At the conference, there was general agreement on the need for LICs to further develop debt management capacity and it was acknowledged that despite improvements in many countries several key challenges remain. In particular, many countries face a new environment characterized by greater access to new forms of market-based external financing. While this is welcome, it raises new risks to debt sustainability and requires a strengthening of debt management capacity. Both donors and LICs identified the key challenges as:
- Developing medium-term debt strategies.
- Addressing the fragmentation of institutional responsibilities and raising the importance of the debt management function.
- Strengthening risk management.
- Improving staff training and retention.
- Developing domestic debt markets.
Views among participants diverged, however, about the extent of needs in some areas. Some TA providers argued that considerable progress had already been made and that future work should build on this rather than starting the process all over again. A couple of country authorities and bilateral donors indicated that there could also be some difficulty in convincing their decision makers of the importance of sound debt management and the need to prioritize resources towards capacity building in this area.
There was also agreement on a number of principles for future work, in particular the need for a demand-driven approach and for greater coordination in service delivery, although not necessarily on how to achieve it. Some LICs aired their frustration at the proliferation of initiatives, and donors stressed the need for activities in this area to be in line with the Paris Declaration on aid effectiveness.
The joint Fund-Bank MTDS TA initiative, which is currently being rolled-out was generally well-received. Participants agreed that this instrument would fill a gap and was a natural complement to the debt sustainability framework, which seems to have been mainstreamed. They welcomed the Fund and the Bank’s intention to involve other TA providers in the roll-out of the MTDS. Some commentators did voice concern however, that the DeMPA might overlap significantly with existing self-assessment tools. The DeMPA has been developed using a similar methodology to the existing Public Expenditure and Financial Accountability (PEFA) Framework Assessment.
The Bank stressed that it could contribute to coordination. In particular, through its proposed debt management facility for LICs (DeMFLIC) which could finance TA involving various providers. This proposal was well received by a number of donors, who may agree to finance it, but was also greeted with skepticism by some TA providers, who stressed the potential conflict of interest for the Bank (as a manager of the facility and provider of TA). A number of LICs and TA providers wondered if this facility would indeed raise additional financing or just divert existing funding.
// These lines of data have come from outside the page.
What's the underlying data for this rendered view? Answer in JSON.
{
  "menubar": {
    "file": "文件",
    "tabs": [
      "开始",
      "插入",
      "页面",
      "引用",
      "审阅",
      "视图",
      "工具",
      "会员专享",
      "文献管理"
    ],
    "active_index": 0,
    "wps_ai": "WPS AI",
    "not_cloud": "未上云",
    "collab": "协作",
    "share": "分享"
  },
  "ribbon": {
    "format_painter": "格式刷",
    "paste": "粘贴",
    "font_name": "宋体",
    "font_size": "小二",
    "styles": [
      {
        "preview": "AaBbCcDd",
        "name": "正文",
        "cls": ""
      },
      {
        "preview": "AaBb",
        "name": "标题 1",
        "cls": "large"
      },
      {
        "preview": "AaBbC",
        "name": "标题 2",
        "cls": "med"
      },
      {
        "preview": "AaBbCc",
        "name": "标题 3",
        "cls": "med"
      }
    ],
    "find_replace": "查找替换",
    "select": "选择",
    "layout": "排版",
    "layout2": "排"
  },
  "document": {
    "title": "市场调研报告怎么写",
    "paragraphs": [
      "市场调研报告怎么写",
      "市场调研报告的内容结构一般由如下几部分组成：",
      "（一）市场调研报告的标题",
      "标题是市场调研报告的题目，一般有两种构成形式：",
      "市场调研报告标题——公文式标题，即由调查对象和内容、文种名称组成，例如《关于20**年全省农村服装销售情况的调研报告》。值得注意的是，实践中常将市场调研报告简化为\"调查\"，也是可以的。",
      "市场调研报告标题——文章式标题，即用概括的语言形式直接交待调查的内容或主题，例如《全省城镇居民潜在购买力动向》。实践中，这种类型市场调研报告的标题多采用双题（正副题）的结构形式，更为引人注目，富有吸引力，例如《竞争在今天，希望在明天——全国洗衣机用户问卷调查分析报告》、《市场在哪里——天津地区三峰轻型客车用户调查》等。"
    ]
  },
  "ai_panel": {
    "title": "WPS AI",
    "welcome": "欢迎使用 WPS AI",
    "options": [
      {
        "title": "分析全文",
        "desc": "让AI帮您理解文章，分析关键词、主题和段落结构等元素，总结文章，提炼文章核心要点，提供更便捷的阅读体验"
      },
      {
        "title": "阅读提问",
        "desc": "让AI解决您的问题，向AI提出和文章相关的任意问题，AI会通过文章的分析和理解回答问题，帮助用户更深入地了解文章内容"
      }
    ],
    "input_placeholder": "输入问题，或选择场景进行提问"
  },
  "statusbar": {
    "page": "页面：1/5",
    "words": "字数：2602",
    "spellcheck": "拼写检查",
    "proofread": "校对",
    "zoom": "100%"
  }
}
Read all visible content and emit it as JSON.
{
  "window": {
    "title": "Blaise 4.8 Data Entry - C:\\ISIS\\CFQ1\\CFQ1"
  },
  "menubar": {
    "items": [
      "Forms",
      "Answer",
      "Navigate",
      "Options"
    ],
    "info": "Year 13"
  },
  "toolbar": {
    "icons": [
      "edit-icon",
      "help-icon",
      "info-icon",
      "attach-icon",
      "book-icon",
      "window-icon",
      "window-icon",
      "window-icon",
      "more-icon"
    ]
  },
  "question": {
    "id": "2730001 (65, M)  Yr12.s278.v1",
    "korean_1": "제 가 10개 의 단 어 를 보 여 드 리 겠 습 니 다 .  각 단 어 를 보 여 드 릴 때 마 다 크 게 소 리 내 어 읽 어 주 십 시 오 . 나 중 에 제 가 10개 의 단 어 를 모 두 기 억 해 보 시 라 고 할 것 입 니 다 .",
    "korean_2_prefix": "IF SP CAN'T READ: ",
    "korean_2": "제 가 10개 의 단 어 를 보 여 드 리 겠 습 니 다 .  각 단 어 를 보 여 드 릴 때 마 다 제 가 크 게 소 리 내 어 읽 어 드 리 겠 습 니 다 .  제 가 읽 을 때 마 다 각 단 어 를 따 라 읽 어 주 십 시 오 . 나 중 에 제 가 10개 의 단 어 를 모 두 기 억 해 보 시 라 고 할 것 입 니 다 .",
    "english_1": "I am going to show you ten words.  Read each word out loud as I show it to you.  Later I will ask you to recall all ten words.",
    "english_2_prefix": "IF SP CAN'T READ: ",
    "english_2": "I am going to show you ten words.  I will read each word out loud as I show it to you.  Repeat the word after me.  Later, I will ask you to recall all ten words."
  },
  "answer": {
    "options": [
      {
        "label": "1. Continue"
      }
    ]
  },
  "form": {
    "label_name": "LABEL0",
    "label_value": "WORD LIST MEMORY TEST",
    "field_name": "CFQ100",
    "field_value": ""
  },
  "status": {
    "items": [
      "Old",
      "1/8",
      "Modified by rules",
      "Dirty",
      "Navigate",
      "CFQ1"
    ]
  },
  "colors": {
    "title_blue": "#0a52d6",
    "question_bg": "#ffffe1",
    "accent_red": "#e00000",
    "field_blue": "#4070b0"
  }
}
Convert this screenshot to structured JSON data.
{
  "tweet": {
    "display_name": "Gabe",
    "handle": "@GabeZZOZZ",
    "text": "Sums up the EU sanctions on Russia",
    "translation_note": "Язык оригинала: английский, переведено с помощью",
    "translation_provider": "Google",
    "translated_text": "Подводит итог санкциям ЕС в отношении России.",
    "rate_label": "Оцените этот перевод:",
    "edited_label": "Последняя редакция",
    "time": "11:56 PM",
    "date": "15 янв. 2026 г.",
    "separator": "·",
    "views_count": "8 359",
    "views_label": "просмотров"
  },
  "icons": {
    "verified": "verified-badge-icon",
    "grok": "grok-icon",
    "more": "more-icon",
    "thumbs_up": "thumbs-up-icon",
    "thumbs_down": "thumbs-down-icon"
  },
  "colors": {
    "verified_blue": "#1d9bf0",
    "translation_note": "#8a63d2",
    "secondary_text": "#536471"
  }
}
Other suggestions to facilitate coordination were made, such as institutionalizing stakeholders’ conferences or the sharing of activity plans by TA providers.
Participants—particularly donors—expect the Fund to play a prominent role in the area of debt management and debt sustainability in LICs. They supported the Fund’s representatives call for a comprehensive approach to debt issues, in which debt management should be closely articulated with fiscal, monetary, and exchange rate policies. They concurred that the Fund was uniquely placed to provide this perspective and help raise the profile of debt management with LIC decision makers.